Industrial conglomerate Roper Industries (NYSE:ROP) serves end markets as diverse as toll roads, water handling systems,oil & gas drilling, and medical imaging. But Roper underperformed the market this year, rising less than 10%, and also recently cut its full-year guidance. Despite those setbacks, however, its management has successfully continued its long tradition of integrating acquisitions, while squeezing every last penny of profit from its ongoing businesses. Let's review five key reasons why the stock's current slump could actually be a buying opportunity.
Roper Industries lowers guidance
The company started the year expecting 13% to 17% in EPS growth, and 8% to 10% in revenue growth. But analysts have now downgraded their full-year expectations to 13.1% and 8.5% respectively. Essentially, Roper was forced to guide the market lower due to a combination of weaker-than-expected performance at its nuclear business, Zetec, and some weakness in oil & gas drilling activity in the US. The market didn't like these developments, but in the long run, Foolish investors just might.
Five reasons to buy Roper Industries
First, Roper's order book and backlog is in excellent shape. Orders grew 18% in the quarter, and with a backlog of more than $1 billion, there should be plenty of growth to come next year.
Second, the weakness at Zetec is due to some unexpected nuclear plants being shut down, and a corresponding lack of orders for its testing equipment. Roper's management expects these issues to continue into the fourth quarter, this part of the company could easily bounce back in 2014.
As for the weakness in US oil & gas drilling, the best way to gauge industry conditions would be to look at the oil services company Baker Hughes' (NYSE:BHI) North American rig count data. This metric is the most widely followed indicator of North American drilling activity. In other words, if Baker Hughes is reporting strength, then Roper could expect to see some future improvement, too.

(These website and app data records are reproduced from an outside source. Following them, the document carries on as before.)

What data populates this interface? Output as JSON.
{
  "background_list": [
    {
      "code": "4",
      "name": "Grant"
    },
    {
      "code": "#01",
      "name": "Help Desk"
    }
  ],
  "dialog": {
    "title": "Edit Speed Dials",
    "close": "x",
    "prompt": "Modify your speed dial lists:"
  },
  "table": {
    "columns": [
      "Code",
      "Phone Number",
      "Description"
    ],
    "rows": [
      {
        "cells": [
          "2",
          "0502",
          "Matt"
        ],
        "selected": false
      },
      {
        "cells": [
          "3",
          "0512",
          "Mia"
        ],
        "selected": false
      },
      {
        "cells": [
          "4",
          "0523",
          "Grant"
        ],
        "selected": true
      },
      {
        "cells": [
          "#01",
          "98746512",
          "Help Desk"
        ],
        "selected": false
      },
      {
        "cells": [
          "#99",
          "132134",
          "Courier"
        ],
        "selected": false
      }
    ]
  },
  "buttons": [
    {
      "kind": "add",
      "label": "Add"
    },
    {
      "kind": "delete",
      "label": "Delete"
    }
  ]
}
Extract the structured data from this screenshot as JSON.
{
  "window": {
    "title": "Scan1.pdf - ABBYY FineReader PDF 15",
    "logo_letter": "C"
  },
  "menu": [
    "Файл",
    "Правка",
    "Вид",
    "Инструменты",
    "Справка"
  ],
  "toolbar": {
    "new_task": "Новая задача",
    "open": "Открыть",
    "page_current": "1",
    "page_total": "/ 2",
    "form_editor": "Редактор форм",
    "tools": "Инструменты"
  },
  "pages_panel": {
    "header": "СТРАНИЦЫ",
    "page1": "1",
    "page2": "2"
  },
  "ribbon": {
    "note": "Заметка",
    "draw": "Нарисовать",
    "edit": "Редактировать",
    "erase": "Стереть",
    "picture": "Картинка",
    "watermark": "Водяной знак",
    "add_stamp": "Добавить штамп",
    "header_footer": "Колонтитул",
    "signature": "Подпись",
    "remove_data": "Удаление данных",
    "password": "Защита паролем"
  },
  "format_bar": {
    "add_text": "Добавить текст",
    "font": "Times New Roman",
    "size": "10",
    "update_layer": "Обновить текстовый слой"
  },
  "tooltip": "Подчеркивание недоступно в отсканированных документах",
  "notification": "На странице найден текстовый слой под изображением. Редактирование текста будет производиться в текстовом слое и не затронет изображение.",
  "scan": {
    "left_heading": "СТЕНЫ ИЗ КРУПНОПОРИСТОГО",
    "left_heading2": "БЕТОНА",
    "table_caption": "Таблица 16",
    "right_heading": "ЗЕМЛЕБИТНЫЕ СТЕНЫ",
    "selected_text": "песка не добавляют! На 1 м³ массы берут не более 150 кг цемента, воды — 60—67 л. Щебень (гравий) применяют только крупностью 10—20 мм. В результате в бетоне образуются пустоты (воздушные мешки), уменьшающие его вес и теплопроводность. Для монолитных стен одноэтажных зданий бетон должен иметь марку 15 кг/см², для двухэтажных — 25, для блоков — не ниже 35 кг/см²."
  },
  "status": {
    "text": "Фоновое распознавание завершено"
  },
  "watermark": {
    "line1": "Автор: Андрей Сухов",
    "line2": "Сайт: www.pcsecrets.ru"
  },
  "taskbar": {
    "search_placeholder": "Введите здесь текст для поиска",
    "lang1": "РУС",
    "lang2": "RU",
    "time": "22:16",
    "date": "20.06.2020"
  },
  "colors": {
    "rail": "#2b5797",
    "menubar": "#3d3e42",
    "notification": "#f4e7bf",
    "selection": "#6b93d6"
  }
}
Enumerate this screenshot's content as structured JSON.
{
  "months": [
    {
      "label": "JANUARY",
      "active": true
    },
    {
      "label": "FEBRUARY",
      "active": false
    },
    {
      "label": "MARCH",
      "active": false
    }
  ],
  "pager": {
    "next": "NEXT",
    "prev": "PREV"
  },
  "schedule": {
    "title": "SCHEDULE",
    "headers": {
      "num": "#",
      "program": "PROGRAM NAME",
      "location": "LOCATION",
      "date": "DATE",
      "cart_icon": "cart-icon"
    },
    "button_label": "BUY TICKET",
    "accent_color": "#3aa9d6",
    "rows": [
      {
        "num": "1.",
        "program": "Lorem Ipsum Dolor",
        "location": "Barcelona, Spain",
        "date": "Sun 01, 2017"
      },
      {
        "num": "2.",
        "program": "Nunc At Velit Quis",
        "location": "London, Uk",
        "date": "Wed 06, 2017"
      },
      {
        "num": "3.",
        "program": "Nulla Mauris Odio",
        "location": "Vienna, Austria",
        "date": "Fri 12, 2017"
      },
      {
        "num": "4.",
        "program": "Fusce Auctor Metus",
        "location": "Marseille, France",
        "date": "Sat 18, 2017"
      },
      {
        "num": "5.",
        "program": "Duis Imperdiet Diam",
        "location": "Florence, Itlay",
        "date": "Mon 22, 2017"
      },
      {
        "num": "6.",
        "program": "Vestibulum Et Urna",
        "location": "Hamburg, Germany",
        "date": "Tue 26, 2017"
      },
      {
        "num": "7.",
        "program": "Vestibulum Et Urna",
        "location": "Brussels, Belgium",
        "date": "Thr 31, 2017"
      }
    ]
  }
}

Source: Baker Hughes presentations
The count seems to be stabilizing, and Baker Hughes believes it will only decline 2.5% in the next quarter. However, companies can still generate growth if they innovate, and Baker Hughes actually saw record revenues for its North American drilling services thanks to "innovative products and services". In a similar vein, Roper has a new drilling product called DuraTorque, which is "doing very well" according to Roper's CEO, Brian Jellison. DuraTorque has good chances to succeed, because it's aimed at an area of the market (larger-sized directional drilling) that thus far hasn't lived up to Roper executives' expectations.
Third, Roper's most profitable segments are outperforming the rest of the company. Here is a breakout of its operating profits for the third quarter.
In the third quarter, energy operating profit declined 4% and its industrial technology profit was flat. On the other hand, RF technology saw profit rising 15% while its medical and scientific unit recorded a 64% increase in operating profits. The latter was helped by contributions from Sunquest, which makes medical information software. Nevertheless, organic revenue growth remained at 3%. As for its RF technology segment, Roper forecasts double-digit organic growth in the fourth quarter.
Fourth, a lot of Roper's other end markets are seeing strong growth. Medical imaging solutions and RF technology (particularly for toll roads) are forecast to have "solid growth" in 2014, according to Roper's management.
Moreover, if housing starts continue to climb, then Roper's metering and water handling solutions (industrial technology segment) should see some upside in 2014.
One of its peers, Watts Water Technologies (NYSE:WTS), recently gave an outlook which I would only describe as being cautiously optimistic. Watts generates 60% of its sales from residential & commercial flow control products, so just like Roper's water handling systems, it relies on construction activity for its growth.
The increase in new US housing starts in 2013 has been a strong support to Watts' residential business, but housing starts have stalled to around 900,000 (annualized rate) due to interest rate increases in the US. Watts is predicting that starts will return to 950,000 by year end , and that "the anecdotal evidence we're seeing suggest that the nonresidential construction market is likely to turn sometime next year." If Watts is right, then Roper could see some, upside too .
And finally, Roper's management has managed to improve its operational performance, despite having to reduce guidance. For example, its cash flow conversion has gotten even better, enabling the company to keep its full-year operating cash flow guidance at $800 million. In addition, the Sunquest acquisition that Roper made in 2012 has bedded in well. Given Roper's acquisition history and current cash flow generation, you can expect more deals to come in 2014.
Where next for Roper Industries?
Roper's valuation doesn't look cheap in relation to some of its peers.
However, analysts have 12% earnings growth forecast for 2014. In other words, if it ends 2014 on "fair value," then the stock price will be up 12%, and there may be upside to these estimates.
Looking forward, Roper will want to see a snap-back in nuclear activity in 2014, some stabilization in US oil & gas drilling, and a pickup in US construction activity. All three look like decent assumptions. Roper expects the nuclear plants to be reopened, the Baker Hughes data is suggesting conditions are bottoming, and housing construction continues to grow.
There's a strong argument that Roper's current dip makes the stock attractive. At least, I hope so -- because I bought some.